Four other tracks on the album present a compelling collection of creative, distinctive, melodic, expressive, and heartfelt piano solos that easily stand on their own without any need for accompaniment. Another of our particular favorites, “Prayer For Janet” (soulful, mournful) was written as support “for a friend in distress,” and is simply outstanding. Beautiful Day With You” has a light, positive, cheerful, romantic, and energized feel with elements somewhat reminiscent of a classical harpsichord, and at times an “improvisational” piano quality. “Heaven” (slow, haunting) is made memorable by some particularly clever phrasing, and is also one of our particular favorites. “Falling” (darker and more somber) is infused with a contemplative, roaming, searching, dreading, and fearful tone, perhaps expressing reaction to some of life’s more painful experiences.

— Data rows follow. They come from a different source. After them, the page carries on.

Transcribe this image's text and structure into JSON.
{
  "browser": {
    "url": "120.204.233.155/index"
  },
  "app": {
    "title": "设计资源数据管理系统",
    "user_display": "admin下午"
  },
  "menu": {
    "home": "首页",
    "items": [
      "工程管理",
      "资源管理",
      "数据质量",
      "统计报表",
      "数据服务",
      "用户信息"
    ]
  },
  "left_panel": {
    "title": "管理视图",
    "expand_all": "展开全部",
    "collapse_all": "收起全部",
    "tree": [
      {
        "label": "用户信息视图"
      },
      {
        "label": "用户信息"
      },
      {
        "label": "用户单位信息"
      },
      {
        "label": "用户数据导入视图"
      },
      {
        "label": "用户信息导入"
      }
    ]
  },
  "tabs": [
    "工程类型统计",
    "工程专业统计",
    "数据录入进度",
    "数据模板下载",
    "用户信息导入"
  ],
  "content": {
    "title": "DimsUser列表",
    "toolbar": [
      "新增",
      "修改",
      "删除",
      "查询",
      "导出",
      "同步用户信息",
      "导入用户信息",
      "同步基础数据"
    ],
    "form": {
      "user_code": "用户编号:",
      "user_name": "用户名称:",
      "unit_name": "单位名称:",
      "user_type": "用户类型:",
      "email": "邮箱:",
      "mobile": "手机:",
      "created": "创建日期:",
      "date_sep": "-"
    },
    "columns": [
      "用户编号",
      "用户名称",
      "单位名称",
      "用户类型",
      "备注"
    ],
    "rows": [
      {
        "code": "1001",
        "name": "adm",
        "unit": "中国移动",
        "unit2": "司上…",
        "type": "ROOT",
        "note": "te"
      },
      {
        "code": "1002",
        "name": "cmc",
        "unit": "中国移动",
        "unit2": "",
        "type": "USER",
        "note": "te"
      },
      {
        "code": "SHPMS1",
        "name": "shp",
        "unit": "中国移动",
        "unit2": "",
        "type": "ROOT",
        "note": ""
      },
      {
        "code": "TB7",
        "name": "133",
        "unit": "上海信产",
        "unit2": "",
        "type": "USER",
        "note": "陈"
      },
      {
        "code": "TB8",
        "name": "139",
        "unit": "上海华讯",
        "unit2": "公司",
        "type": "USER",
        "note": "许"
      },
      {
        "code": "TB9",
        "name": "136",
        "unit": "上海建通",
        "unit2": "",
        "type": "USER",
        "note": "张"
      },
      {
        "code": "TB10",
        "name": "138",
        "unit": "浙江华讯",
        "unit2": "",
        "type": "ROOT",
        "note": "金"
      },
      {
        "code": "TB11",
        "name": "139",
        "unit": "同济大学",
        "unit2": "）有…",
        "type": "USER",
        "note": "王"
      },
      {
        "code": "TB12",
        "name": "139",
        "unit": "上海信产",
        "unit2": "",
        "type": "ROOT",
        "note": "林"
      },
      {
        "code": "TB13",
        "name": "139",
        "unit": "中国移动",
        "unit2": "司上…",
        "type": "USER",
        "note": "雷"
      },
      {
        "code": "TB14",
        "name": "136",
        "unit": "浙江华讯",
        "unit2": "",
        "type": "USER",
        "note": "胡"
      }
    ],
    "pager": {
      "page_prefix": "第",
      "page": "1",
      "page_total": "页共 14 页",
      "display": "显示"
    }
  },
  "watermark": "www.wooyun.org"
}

“A Moment,” which is perhaps the best track on the album, has a style similar to “Dulcimer in C Minor,” but is more melodic, with exquisite piano layered over light synthesizer and strings. Simply beautiful!
In summary, “Bloom Road” is an outstanding album that takes the listener down many diverse musical roads – and with a lot of emotional highs and lows. It would definitely make a nice addition to any contemporary instrumental music collection. For these reasons, we recommend it highly.